Owning a patent provides value in two ways:

  • a patent owner can rely on having exclusivity over the use and exploitation of the products relating to the invention; and
  • the rights over a patent can be sold, bought, licensed or the subject of a lien to guarantee the fulfilment of an obligation.

In this regard, patent rights not only enable businesses to protect their innovations and gain an advantage over their competitors, but also create value as important assets, which in some cases may function as the basis of a decision on selling or acquiring a company or part thereof.

Patent licensing

Despite licence grants determining use and exploitation rights over a patent, notable limitations exist regarding decisions which are reserved for the owner of the patent, either due to the proper nature and characteristics of ownership rights or for specific restrictions that may be regulated in licence agreements.

Patent assignment

There are several legal implications that patent owners must bear in mind when a business project involves an assignment of patent rights. Consequently, parties should follow a well-organised plan when acquiring or transferring patent rights.

In this regard, keeping the ownership of patents in order guarantees easy access to the management and control of the associated rights. The assignment of patents plays an important role in facilitating the maintenance, defence and enforcement of owners' rights.

While patent licensing involves providing limited permission to use a patent, a patent assignment represents a total and permanent transfer of the patent from its owner (the 'assignor') to another party (the 'assignee'). Thus, a patent assignment enables the assignee to:

  • allow other parties to use the patent;
  • file litigation proceedings for any infringements of the patent; and
  • prevent other parties from exploiting the invention, including:
    • seeking remedies; and
    • requesting the confiscation of infringing products.

As a legal solution, a patent assignment constitutes the renouncement of the assignor to the rights over the patent. While the assignor could obtain a new permission to use the patent, it no longer holds control or disposal over it. The assignee replaces the assignor as the owner of the patent, and consequently acquires the rights and obligations associated therewith.

Mexican legal context

In Mexico, an assignment of rights compels the parties from the execution of the agreement. However, for the transfer of rights to be binding on third parties, it must be registered with the Mexican Patent Office (MPO).

According to the IP Law, there is no specific deadline after the assignment to register the transferred rights. However, the sooner the better – this enables the MPO to update the patent records with the accurate owner information and the new owner to properly act with regard to the maintenance, defence and enforcement of its patent rights. For defence and enforcement purposes, it is necessary to act on behalf of the recorded owner. Therefore, the change in ownership must be duly recorded before the MPO to file litigation actions against third parties or act on behalf of the new owner (the assignee) in proceedings such as granting use licences.

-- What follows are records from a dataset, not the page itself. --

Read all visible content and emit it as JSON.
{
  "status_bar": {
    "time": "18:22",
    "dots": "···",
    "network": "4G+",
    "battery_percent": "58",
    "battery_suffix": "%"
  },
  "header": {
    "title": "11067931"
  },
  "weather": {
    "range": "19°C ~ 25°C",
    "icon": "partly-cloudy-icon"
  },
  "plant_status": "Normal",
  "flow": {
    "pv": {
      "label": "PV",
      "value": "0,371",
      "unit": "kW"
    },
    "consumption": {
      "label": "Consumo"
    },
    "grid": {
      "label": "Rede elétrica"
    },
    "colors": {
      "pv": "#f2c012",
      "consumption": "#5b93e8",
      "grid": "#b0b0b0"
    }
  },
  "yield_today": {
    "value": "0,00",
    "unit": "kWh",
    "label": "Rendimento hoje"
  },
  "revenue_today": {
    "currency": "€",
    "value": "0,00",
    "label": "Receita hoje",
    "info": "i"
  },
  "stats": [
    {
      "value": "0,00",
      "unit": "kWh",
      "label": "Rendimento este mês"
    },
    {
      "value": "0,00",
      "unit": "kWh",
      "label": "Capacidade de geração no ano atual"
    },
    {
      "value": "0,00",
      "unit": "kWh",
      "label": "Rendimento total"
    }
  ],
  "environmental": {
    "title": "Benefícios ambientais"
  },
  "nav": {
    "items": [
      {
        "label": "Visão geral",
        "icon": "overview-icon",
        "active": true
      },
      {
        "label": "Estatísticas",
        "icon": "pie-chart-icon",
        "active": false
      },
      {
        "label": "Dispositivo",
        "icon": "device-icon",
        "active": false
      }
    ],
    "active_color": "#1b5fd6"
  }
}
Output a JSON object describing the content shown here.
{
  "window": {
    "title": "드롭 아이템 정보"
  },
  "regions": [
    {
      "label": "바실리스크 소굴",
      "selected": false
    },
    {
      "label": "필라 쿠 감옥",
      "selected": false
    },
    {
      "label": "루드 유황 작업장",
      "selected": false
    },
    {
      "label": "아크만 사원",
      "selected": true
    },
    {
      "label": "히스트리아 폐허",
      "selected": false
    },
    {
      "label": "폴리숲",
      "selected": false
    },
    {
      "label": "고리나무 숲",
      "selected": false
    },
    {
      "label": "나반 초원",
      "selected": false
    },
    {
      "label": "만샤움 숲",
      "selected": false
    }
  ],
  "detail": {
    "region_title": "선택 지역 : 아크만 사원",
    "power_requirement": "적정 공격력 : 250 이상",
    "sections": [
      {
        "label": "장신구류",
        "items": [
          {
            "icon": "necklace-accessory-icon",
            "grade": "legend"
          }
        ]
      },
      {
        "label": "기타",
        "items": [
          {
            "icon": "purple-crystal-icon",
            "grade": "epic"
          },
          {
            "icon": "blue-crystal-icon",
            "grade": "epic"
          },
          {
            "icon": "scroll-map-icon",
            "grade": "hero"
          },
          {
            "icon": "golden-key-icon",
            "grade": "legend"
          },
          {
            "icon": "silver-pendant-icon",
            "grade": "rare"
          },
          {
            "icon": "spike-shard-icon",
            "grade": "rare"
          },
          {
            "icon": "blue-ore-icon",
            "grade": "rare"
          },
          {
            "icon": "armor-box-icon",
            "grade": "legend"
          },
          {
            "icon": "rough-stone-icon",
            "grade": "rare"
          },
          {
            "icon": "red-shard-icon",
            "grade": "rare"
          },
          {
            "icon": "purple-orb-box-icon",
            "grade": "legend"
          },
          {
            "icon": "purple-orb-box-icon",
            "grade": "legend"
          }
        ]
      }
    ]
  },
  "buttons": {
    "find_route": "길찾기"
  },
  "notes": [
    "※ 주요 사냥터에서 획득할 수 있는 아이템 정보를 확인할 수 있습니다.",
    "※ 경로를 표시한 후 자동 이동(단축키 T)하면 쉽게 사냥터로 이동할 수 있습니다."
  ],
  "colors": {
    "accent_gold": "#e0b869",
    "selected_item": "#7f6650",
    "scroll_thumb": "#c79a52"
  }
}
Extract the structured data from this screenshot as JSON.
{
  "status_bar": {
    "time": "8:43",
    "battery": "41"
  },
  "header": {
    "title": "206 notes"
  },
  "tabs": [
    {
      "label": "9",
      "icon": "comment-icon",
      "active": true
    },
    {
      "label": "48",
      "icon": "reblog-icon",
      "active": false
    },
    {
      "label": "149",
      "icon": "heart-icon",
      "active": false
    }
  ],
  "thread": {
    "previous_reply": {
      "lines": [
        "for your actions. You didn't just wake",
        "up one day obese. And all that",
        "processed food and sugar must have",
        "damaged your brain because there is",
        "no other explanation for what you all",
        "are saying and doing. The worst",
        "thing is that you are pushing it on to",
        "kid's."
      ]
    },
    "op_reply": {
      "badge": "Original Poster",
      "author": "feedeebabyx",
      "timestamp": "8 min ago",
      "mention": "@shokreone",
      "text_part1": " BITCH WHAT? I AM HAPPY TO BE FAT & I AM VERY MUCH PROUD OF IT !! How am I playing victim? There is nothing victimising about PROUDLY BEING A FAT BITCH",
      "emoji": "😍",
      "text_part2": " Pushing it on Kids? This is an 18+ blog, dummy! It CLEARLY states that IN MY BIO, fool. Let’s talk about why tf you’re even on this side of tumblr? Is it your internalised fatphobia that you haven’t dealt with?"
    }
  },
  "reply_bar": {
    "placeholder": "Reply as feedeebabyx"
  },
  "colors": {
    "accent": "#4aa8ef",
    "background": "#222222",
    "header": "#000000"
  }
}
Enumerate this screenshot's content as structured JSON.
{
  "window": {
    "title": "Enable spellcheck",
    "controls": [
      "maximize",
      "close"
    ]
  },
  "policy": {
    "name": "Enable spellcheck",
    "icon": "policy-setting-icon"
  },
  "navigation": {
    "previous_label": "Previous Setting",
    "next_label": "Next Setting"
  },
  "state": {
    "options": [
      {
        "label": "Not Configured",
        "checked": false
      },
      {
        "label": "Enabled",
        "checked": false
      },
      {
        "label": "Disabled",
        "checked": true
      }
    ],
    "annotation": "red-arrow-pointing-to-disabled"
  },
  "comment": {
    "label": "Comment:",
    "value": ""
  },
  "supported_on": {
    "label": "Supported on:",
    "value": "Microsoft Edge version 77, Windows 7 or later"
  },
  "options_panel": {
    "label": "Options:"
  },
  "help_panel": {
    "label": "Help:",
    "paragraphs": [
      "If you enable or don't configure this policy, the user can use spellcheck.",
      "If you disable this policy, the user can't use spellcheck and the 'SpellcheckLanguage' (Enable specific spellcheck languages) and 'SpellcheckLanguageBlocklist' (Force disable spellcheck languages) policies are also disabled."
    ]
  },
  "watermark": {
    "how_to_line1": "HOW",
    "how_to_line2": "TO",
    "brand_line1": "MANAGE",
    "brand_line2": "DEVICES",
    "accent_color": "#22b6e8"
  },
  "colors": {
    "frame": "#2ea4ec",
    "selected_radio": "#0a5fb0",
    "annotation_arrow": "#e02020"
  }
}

For the peace of mind of the parties involved and to ensure that the transfer of rights has been effected correctly, it is important to cover all legal aspects under the provisions and requirements of the law and local practice when drafting, executing and registering an assignment agreement. This will ensure that the patent or patent application is assigned without any unnecessary risks or potential contingencies.

In this regard, practitioners must consider various relevant factors to facilitate the creation of the best strategy and the implementation of a proper solution which ensures that the correct conditions are in place for a transfer of rights project.

For further information on this topic please contact Carlos González Cortés at Becerril, Coca & Becerril SC by telephone (+52 55 5263 8730) or email ([email protected]). The Becerril, Coca & Becerril website can be accessed at